LONDON (Reuters) - Britain is to send troops to Tunisia to help prevent Islamic State fighters from moving into the country from Libya, the British defence minister has said.
“A training team of some 20 troops from the 4th Infantry Brigade is now moving to Tunisia to help to counter illegal cross-border movement from Libya in support of the Tunisian authorities,” Michael Fallon told Parliament on Monday.
The move comes after growing Western concern that Islamic State (IS) is seeking to use Libya as a base to plan and carry out attacks. Last June, 30 British holidaymakers were killed when an Islamist gunman attacked a beach at a hotel on Tunisia’s Mediterranean coast.
“I ... am extremely concerned about the proliferation of Daesh (IS) along the Libyan coastline, which is why we have been urgently assisting the formation of a new Libyan government,” Fallon said.

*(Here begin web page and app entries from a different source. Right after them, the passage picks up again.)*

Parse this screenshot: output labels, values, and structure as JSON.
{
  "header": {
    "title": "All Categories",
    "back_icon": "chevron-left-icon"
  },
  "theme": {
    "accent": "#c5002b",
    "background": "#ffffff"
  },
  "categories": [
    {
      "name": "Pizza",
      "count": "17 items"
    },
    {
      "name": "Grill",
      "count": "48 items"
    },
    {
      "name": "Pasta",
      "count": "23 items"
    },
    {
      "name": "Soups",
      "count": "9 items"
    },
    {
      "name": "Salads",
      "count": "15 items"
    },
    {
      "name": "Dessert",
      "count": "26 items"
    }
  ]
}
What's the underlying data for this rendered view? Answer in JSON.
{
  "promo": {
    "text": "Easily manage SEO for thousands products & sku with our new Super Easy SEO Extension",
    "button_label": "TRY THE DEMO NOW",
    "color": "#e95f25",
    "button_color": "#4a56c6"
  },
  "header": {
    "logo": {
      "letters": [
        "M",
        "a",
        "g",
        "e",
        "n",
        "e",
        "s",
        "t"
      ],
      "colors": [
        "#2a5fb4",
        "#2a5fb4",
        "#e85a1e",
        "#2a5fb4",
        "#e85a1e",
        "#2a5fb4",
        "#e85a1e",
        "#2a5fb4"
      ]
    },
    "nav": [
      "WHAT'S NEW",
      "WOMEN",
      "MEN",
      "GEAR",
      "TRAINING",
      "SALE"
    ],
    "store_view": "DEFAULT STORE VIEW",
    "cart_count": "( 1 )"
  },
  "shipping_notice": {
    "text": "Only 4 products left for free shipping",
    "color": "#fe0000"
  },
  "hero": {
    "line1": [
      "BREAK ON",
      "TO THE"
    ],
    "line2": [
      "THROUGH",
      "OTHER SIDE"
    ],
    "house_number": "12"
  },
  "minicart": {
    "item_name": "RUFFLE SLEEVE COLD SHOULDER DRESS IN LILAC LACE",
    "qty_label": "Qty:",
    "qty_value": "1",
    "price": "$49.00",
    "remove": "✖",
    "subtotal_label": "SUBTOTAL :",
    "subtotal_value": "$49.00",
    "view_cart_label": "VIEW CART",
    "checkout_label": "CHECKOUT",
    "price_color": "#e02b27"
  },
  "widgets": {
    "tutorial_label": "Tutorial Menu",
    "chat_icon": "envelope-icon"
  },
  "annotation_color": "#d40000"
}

Jihadist groups have taken advantage of political chaos to expand their presence in Libya, and fighters loyal to Islamic State have taken control of the coastal city of Sirte.
Western officials say they are discussing air strikes and special forces operations in Libya against the group that is seeking to set up a cross-border Islamic caliphate and has already seized large areas of Syria and neighbouring Iraq.
Fallon said Britain was not currently planning to deploy ground troops to Libya in a combat role.
“Before taking any military action in Libya, we would seek an invitation from the new Libyan Government,” he said.
Reporting by Michael Holden; editing by Kate Holton